At a local and international level, sponsorships are tied in with all aspects of marketing activity. 'Active engagement' is the mantra for many brands, as sponsorship is seen as much more than merely an opportunity to raise awareness but as a direct means of driving sales.

Developments in media and information technology have hugely expanded the options available to sponsoring companies, and the increasing value of sponsorship to brands has made sponsorship an even more lucrative earning stream for sponsorship properties, such as sports teams, leagues and arts and cultural events.

However, the more sophisticated approach and the growing potency of sponsorship as a medium have only served to intensify the concerns over certain issues. The most important of these - as they are with the debate over most aspects of commercial communication - are related to responsible consumption and the protection of minors.

In both areas, sponsorship has caused increasing concern. Many public health advocates argue that sport is in itself an inappropriate medium because the very association of alcoholic drinks and sports - particularly successful sports stars - makes a link between alcohol and athletic prowess which virtually all self-regulatory and legislative marketing controls outlaw.

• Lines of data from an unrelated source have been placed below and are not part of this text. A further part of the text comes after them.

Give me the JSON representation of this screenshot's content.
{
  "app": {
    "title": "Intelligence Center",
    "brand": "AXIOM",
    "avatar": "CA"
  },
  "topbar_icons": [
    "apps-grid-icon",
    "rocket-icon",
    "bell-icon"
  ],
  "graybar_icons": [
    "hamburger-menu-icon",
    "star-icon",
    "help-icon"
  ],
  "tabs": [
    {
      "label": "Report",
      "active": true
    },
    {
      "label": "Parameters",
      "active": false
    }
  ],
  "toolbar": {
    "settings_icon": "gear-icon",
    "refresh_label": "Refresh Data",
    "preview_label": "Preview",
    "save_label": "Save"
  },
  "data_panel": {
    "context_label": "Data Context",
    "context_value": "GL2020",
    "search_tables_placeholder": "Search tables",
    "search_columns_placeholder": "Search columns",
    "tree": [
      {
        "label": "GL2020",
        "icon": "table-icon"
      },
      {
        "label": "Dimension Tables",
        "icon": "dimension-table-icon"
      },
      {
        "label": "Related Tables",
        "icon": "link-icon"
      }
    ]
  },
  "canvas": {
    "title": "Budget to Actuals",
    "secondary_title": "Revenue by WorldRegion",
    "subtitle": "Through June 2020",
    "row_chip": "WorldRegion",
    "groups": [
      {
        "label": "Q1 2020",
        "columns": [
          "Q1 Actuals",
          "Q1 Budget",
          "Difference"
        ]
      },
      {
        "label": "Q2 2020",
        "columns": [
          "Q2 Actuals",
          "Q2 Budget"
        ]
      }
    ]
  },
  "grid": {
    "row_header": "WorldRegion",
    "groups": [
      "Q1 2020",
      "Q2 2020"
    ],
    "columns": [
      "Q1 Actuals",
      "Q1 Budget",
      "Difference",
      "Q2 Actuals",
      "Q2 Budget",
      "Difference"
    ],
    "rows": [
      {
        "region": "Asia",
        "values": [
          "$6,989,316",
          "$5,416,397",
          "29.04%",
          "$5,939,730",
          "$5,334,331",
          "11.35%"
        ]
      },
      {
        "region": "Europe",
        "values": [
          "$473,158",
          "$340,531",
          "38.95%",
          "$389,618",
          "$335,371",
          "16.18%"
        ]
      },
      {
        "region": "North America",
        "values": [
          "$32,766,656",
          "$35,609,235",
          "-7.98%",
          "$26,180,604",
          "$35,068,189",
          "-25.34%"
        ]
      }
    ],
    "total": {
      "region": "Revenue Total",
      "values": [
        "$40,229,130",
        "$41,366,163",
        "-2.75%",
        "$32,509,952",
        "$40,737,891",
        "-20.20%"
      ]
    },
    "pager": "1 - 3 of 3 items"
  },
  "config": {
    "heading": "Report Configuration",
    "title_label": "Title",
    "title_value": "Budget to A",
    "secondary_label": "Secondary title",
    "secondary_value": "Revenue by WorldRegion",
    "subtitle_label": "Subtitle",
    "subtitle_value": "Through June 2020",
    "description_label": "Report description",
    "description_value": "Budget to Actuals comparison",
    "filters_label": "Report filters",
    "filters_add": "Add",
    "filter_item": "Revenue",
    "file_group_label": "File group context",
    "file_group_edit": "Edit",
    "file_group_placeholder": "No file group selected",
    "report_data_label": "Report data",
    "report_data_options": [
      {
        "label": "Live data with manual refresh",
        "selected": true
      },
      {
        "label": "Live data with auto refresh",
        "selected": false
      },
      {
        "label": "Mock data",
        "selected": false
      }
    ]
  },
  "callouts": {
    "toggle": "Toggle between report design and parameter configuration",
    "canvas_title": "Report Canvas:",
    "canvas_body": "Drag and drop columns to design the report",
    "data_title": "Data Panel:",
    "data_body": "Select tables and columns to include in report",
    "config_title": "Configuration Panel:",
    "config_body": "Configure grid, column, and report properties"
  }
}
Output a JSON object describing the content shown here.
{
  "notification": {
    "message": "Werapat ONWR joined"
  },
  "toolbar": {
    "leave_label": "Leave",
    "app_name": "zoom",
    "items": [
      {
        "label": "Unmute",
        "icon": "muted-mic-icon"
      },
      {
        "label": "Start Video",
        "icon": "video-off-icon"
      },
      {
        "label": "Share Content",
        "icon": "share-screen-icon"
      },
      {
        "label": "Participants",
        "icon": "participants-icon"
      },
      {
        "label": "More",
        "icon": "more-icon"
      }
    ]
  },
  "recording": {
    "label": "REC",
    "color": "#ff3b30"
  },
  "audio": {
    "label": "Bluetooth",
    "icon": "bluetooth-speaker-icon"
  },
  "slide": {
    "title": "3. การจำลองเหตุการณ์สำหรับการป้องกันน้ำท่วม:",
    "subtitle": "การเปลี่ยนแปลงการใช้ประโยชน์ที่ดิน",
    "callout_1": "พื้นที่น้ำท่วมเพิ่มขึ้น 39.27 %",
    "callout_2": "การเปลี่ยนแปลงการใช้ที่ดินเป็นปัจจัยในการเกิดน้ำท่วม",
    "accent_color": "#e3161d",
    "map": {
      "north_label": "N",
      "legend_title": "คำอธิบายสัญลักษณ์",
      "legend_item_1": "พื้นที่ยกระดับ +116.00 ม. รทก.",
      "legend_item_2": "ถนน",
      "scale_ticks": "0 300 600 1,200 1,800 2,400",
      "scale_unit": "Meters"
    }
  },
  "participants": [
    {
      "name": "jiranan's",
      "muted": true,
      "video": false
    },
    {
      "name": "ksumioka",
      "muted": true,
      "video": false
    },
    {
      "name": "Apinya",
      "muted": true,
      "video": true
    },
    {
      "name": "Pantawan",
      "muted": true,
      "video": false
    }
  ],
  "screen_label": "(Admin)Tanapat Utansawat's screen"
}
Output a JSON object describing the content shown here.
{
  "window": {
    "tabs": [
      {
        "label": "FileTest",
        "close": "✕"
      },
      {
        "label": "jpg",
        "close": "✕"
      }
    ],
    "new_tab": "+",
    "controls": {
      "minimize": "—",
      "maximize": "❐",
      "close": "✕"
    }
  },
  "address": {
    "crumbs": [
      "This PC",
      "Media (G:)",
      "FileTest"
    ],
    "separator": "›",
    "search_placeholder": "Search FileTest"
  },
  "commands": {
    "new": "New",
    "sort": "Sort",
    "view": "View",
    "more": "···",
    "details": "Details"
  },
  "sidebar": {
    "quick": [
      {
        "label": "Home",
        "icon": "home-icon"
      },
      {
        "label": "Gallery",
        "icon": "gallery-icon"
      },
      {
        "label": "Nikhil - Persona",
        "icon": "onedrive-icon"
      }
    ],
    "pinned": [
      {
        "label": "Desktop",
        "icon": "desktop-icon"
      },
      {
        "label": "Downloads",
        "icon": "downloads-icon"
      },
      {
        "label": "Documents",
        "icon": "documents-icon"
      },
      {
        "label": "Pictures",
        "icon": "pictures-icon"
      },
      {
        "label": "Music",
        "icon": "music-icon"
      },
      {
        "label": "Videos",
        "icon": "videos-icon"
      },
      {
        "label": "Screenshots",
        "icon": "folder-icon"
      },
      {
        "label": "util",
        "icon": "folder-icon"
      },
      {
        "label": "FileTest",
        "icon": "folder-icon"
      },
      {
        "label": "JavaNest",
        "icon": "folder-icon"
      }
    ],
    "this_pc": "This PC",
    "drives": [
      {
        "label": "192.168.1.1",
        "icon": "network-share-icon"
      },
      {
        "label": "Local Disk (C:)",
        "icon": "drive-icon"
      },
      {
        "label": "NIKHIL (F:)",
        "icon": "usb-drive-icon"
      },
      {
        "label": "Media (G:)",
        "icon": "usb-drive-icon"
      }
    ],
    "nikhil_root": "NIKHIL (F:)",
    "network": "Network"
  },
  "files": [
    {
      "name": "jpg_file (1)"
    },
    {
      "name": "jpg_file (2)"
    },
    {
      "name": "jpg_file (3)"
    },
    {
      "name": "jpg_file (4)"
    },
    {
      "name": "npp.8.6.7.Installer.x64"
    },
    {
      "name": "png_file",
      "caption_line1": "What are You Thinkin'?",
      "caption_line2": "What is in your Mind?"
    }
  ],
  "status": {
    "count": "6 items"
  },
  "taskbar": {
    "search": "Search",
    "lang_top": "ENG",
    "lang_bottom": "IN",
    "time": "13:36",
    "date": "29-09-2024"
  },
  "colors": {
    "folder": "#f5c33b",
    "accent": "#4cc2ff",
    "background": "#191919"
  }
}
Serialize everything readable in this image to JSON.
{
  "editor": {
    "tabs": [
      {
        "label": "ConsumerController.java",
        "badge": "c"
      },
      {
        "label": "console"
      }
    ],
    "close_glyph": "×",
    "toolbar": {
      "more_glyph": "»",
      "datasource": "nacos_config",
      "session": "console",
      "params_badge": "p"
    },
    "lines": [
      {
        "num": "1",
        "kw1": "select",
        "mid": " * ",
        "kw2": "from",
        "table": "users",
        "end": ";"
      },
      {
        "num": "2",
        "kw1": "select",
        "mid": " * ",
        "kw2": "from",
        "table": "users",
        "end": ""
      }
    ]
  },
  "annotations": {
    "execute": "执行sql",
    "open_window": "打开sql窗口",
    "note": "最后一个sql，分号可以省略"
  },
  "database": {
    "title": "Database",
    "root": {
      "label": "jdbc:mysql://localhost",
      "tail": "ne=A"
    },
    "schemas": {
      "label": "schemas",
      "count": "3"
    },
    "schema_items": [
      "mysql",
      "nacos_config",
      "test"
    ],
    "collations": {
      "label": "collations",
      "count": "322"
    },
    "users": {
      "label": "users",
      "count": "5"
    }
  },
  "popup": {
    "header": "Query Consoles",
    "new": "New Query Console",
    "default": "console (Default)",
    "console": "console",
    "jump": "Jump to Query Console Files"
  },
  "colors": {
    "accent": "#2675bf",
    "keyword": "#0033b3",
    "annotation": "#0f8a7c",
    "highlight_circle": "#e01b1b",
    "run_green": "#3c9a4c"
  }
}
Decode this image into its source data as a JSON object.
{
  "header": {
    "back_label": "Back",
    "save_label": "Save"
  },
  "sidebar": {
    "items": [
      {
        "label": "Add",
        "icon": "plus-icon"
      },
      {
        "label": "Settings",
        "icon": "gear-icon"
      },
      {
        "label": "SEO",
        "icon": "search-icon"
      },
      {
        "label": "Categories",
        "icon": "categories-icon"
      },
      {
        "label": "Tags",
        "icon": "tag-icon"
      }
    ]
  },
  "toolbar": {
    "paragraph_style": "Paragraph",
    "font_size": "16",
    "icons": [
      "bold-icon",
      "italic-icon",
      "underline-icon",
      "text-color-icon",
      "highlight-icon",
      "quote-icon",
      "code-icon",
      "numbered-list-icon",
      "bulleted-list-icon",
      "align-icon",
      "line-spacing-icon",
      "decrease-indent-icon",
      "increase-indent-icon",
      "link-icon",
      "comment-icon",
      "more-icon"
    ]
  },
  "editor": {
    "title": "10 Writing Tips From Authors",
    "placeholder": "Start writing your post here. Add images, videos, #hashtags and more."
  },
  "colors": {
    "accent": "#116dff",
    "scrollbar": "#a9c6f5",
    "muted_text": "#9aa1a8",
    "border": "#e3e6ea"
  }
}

Drinks companies argue that this would be an unnecessarily strict interpretation of such guidelines. However, the sponsorship of motor racing specifically by certain drinks brands has become a far more contentious issue. While drinks brands, such as Johnnie Walker, have used their associations with motorsport to put over a responsible consumption message, this has not been enough to placate many critics. Sports sponsorship in general sparks concerns over the promotion of alcohol in areas where children will be present.

The EFRD is not the only social aspects organisation which is keen to introduce more specific self-regulation regarding sponsorship. In the UK, the Portman Group has also included issues related to sponsorship in its current consultation document which will shape revisions to its marketing code next year.

The Portman Group's chief executive David Poley is in no doubt that more specific self-regulation would be advisable. "There has perhaps been increasing focus on alcohol sponsorship in recent months and years and there seems to be increasing criticism from some quarters about what the drinks industry is doing," Poley says. "It would be good for the industry to be on the front foot, to make sure everything it is doing is responsible, in order that it can adequately defend itself against any criticism. It's up to the industry, but if we can have more detailed rules it will lead to greater consistency and allow it to defend itself against criticism."


Drinks sponsorship is the subject of just-drinks' November Management Briefing which contains an in-depth discussion of sponsorship as a marketing medium for alcoholic drinks and the corporate social responsibility issues surrounding it, along with detailed case studies. For more information go to: /briefings